Daniel Spiewak
@djspiewak
@SystemFw yeah I do. I missed a flatMap there; adjusting
F.raiseError(e).start.flatMap(f => fb.map(b => Right((f, b))))
Fabio Labella
@SystemFw
well, my expectation is that both sides in a race are started, for fairness
Daniel Spiewak
@djspiewak
right, they would be
I'm just clarifying the outcome
Fabio Labella
@SystemFw
ah, ok, sorry
Daniel Spiewak
@djspiewak
:thumbsup:
Fabio Labella
@SystemFw
anyway yes, you wouldn't want raiseError to always win by default like in 1
or at least I wouldn't :P
Daniel Spiewak
@djspiewak
yeah
it'd be weird
but I noticed it wasn't actually codified by laws
Julien Truffaut
@julien-truffaut
Hi all, do you know where could I find a sketch of IO implementation including Async? It doesn't have to be stack safe or efficient, it is more to understand how the run loop works

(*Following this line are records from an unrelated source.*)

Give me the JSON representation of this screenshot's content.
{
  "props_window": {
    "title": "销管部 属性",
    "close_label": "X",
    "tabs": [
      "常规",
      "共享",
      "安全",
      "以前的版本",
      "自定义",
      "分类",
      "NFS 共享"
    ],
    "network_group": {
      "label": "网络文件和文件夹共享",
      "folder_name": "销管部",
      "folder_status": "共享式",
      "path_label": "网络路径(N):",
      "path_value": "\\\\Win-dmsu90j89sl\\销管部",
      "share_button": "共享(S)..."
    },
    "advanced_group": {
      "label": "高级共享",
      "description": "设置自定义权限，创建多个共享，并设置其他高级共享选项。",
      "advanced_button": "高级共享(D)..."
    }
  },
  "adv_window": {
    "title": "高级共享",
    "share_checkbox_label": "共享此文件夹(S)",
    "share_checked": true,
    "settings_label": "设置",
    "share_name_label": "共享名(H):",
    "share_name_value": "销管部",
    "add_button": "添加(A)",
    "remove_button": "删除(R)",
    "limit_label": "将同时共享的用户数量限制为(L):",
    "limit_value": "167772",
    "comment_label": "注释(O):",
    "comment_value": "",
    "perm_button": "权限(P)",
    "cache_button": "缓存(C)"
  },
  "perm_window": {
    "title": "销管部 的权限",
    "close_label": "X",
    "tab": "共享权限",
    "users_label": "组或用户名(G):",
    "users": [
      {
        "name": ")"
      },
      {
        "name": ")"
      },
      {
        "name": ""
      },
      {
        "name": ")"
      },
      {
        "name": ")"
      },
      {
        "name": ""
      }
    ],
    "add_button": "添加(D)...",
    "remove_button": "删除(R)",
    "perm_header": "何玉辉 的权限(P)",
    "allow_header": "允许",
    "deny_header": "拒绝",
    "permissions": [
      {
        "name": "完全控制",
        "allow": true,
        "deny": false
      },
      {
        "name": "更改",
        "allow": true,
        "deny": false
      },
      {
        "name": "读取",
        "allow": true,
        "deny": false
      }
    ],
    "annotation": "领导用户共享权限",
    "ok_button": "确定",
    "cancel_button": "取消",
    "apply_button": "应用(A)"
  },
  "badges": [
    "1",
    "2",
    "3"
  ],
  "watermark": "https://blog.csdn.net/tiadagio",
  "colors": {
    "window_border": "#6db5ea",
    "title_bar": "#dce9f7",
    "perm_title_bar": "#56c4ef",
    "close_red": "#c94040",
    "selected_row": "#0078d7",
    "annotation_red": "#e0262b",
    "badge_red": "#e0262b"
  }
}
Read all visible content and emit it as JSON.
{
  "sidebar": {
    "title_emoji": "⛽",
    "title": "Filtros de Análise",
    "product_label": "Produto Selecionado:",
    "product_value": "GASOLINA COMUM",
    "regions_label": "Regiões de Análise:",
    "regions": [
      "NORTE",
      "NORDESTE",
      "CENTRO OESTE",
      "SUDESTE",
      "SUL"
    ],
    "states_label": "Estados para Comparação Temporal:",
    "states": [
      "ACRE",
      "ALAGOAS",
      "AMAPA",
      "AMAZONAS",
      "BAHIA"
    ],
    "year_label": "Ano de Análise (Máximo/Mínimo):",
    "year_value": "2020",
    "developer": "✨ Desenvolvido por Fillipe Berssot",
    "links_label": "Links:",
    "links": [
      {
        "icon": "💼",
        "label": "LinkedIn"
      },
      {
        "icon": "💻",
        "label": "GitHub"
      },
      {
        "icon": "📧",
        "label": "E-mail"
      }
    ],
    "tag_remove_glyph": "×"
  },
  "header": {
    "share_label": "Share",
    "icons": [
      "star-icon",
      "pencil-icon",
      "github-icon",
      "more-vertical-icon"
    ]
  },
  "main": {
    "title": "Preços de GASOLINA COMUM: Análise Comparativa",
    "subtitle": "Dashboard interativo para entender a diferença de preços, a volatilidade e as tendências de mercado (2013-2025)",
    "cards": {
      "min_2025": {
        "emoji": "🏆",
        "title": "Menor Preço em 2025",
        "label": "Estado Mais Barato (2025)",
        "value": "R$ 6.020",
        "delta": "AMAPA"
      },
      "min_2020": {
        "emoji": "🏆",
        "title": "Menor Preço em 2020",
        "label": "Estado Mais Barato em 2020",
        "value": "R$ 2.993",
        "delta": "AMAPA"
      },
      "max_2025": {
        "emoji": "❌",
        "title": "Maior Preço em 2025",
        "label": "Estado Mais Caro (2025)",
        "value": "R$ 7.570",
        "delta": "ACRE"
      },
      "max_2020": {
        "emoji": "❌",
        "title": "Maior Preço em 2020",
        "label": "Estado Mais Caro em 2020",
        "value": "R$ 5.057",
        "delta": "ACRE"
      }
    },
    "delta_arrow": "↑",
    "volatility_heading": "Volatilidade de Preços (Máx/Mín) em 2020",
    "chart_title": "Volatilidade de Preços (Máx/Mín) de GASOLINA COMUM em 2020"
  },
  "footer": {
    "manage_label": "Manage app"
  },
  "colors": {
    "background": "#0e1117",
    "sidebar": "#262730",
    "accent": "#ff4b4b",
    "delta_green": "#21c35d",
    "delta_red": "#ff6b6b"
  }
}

Gavin Bisesi
@Daenyth
I'd peek at pre-0.10 versions of cats-effect
Fabio Labella
@SystemFw
@Daenyth the runloop works differently now though
one of the ideas for when the days have 36 hours is a series of blog posts about a real world (so concurrency, interruption and so ) version of IO that prioritises code clarity over performance for ease of understanding
@julien-truffaut not as nice as having a code sketch, but do feel free to ask questions instead
Gavin Bisesi
@Daenyth
ah
Fabio Labella
@SystemFw
the advice of looking at the old cats-effect is still valid though, and I am giving a talk on fibers which should bring more light on the internals (and Async is in many ways the key for everything)
Luka Jacobowitz
@LukaJCB
Man I can’t wait for days to have 36 hours
I’m gonna get so much done
Just need to figure out how to slow earth’s rotation somehow
Daniel Spiewak
@djspiewak
@julien-truffaut so conceptually, you can get an idea for the model by implementing something like type Task[A] = EitherT[ContT[Free[() => ?, ?], Unit, ?], Throwable, A],
more abstractly, IO is two free monads glued together with an interpreter that can sequence back and forth between them. Cont is itself a free monad for a coalgebra, while Free is obviously… uh, Free, and we instantiate it with a trivial algebra
the run loop today behaves radically different than this though